Keith Buckley’s first foray into the literary world, Scale (2016), was a solid, if somewhat routine, effort that served more as an intriguing starting point than a finished product. Perhaps where the novel suffered most was that its plot, which detailed the rise and fall of an aging musician, stuck…

The Anatomy Of – Etherius

To be honest, this list makes me feel happy because it mentions Iced Earth’s Something Wicked This Way Comes. Early Iced Earth is criminally underrated in the contemporary progressive/power/heavy metal community; while their later works leave a lot to be desired, their early albums are downright incredible. Add more common, but still excellent choices like Dream Theater and Metallica to this list and you’ve got yourself one sweet Anatomy!

Hey! Listen to Anachronism!

2018 has been the year that progressive, technical death metal reigned supreme; with outstanding releases from Rivers of Nihil, Alkaloid, Augury, Slugdge, Obscura and countless others dominating the year’s musical landscape. The best and most talked about of these releases have come from more-established acts and well known acts. Yet, progressive…

Post Rock Post – Alters

Alright folks, hold on to your seats because this one is going to get wild. Allow me to introduce you to Alters, an extremely interesting band from Poland. Nominally, their thing is a blend of progressive rock and post rock. The progressive parts take a very distinct influence from one Steven Wilson, with the opening tracks to their most recent album, Dawn, sounding a lot like Porcupine Tree. “Hypnagogia” and, even more so, the self-titled track which open the album have all the unique identifiers you’d associate with this style of progressive rock. The drums are loud, the vocalist seems aloof and depressed, the guitars are influenced by classic progressive rock but with an exceedingly modern sound. So far, so good; things are pleasant and well made, if not totally original or mind-blowing.

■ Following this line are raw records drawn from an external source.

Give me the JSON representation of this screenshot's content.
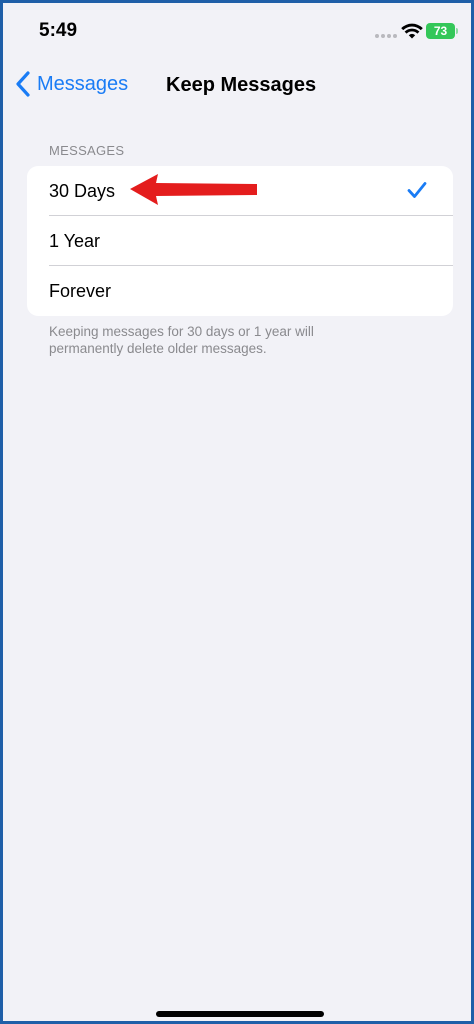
{
  "status_bar": {
    "time": "5:49",
    "battery_level": "73",
    "battery_color": "#34c759"
  },
  "nav": {
    "back_label": "Messages",
    "title": "Keep Messages"
  },
  "section": {
    "header": "MESSAGES",
    "options": [
      {
        "label": "30 Days",
        "selected": true
      },
      {
        "label": "1 Year",
        "selected": false
      },
      {
        "label": "Forever",
        "selected": false
      }
    ],
    "footer": "Keeping messages for 30 days or 1 year will permanently delete older messages."
  },
  "colors": {
    "accent": "#1a7cf5",
    "annotation": "#e41d1d",
    "background": "#f2f2f7"
  },
  "icons": {
    "back": "chevron-left-icon",
    "selected": "checkmark-icon",
    "annotation": "red-arrow-icon",
    "wifi": "wifi-icon",
    "signal": "signal-icon",
    "battery": "battery-icon"
  }
}
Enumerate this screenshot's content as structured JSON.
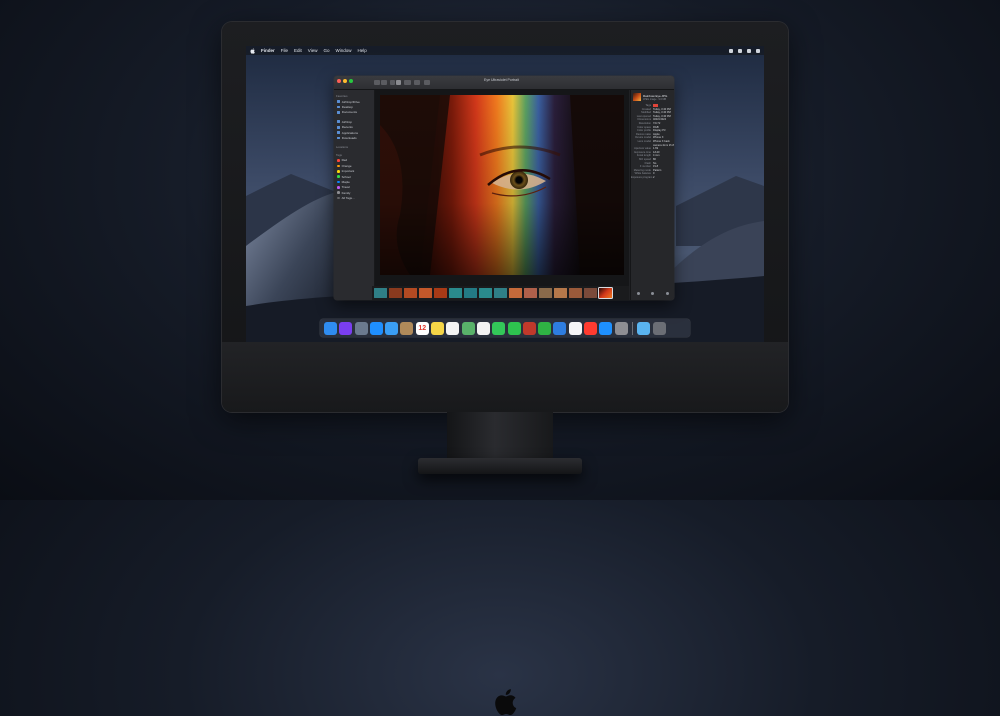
{
  "menubar": {
    "app_name": "Finder",
    "items": [
      "File",
      "Edit",
      "View",
      "Go",
      "Window",
      "Help"
    ]
  },
  "window": {
    "title": "Eye Ultraviolet Portrait",
    "sidebar": {
      "sections": [
        {
          "title": "Favorites",
          "items": [
            "AirDrop/Drive",
            "Desktop",
            "Documents"
          ]
        },
        {
          "title": "",
          "items": [
            "AirDrop",
            "Recents",
            "Applications",
            "Downloads"
          ]
        },
        {
          "title": "Locations",
          "items": []
        },
        {
          "title": "Tags",
          "tags": [
            {
              "label": "Red",
              "color": "#ff453a"
            },
            {
              "label": "Orange",
              "color": "#ff9f0a"
            },
            {
              "label": "Important",
              "color": "#ffd60a"
            },
            {
              "label": "School",
              "color": "#32d74b"
            },
            {
              "label": "Maple",
              "color": "#0a84ff"
            },
            {
              "label": "Travel",
              "color": "#bf5af2"
            },
            {
              "label": "Family",
              "color": "#8e8e93"
            },
            {
              "label": "All Tags...",
              "color": "#636366"
            }
          ]
        }
      ]
    },
    "inspector": {
      "file_name": "Rainbow Eye.JPG",
      "file_info": "JPEG image · 9.6 MB",
      "rows": [
        {
          "k": "Tags",
          "v": ""
        },
        {
          "k": "Created",
          "v": "Today, 3:40 PM"
        },
        {
          "k": "Modified",
          "v": "Today, 3:40 PM"
        },
        {
          "k": "Last opened",
          "v": "Today, 3:40 PM"
        },
        {
          "k": "Dimensions",
          "v": "4032×3024"
        },
        {
          "k": "Resolution",
          "v": "72×72"
        },
        {
          "k": "Color space",
          "v": "RGB"
        },
        {
          "k": "Color profile",
          "v": "Display P3"
        },
        {
          "k": "Device make",
          "v": "Apple"
        },
        {
          "k": "Device model",
          "v": "iPhone X"
        },
        {
          "k": "Lens model",
          "v": "iPhone X back"
        },
        {
          "k": "",
          "v": "camera 4mm f/1.8"
        },
        {
          "k": "Aperture value",
          "v": "1.69"
        },
        {
          "k": "Exposure time",
          "v": "1/120"
        },
        {
          "k": "Focal length",
          "v": "4 mm"
        },
        {
          "k": "ISO speed",
          "v": "80"
        },
        {
          "k": "Flash",
          "v": "No"
        },
        {
          "k": "F number",
          "v": "f/1.8"
        },
        {
          "k": "Metering mode",
          "v": "Pattern"
        },
        {
          "k": "White balance",
          "v": "0"
        },
        {
          "k": "Exposure program",
          "v": "2"
        }
      ]
    },
    "thumbnail_count": 16,
    "selected_thumbnail": 15
  },
  "dock": {
    "apps": [
      {
        "name": "Finder",
        "color": "#2f8cf0",
        "glyph": ""
      },
      {
        "name": "Siri",
        "color": "#7a3ef0",
        "glyph": ""
      },
      {
        "name": "Launchpad",
        "color": "#6b7a8f",
        "glyph": ""
      },
      {
        "name": "Safari",
        "color": "#1f8fff",
        "glyph": ""
      },
      {
        "name": "Mail",
        "color": "#3a9ef5",
        "glyph": ""
      },
      {
        "name": "Contacts",
        "color": "#b08a5a",
        "glyph": ""
      },
      {
        "name": "Calendar",
        "color": "#ffffff",
        "glyph": "12"
      },
      {
        "name": "Notes",
        "color": "#f5d547",
        "glyph": ""
      },
      {
        "name": "Reminders",
        "color": "#f4f4f4",
        "glyph": ""
      },
      {
        "name": "Maps",
        "color": "#59b26a",
        "glyph": ""
      },
      {
        "name": "Photos",
        "color": "#f2f2f2",
        "glyph": ""
      },
      {
        "name": "Messages",
        "color": "#33c759",
        "glyph": ""
      },
      {
        "name": "FaceTime",
        "color": "#2ec24f",
        "glyph": ""
      },
      {
        "name": "Photo Booth",
        "color": "#c0392b",
        "glyph": ""
      },
      {
        "name": "Numbers",
        "color": "#2fb344",
        "glyph": ""
      },
      {
        "name": "Keynote",
        "color": "#2e7de0",
        "glyph": ""
      },
      {
        "name": "iTunes",
        "color": "#f5f5f7",
        "glyph": ""
      },
      {
        "name": "News",
        "color": "#ff3b30",
        "glyph": ""
      },
      {
        "name": "App Store",
        "color": "#1e90ff",
        "glyph": ""
      },
      {
        "name": "System Preferences",
        "color": "#8e8e93",
        "glyph": ""
      }
    ],
    "right": [
      {
        "name": "Downloads",
        "color": "#5ab4f0"
      },
      {
        "name": "Trash",
        "color": "#6b6e75"
      }
    ]
  }
}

The third track, “Klechdawa”, starts in the same manner. Indeed, it goes on in that manner until its mid-point. But then, there’s a break and everything changes.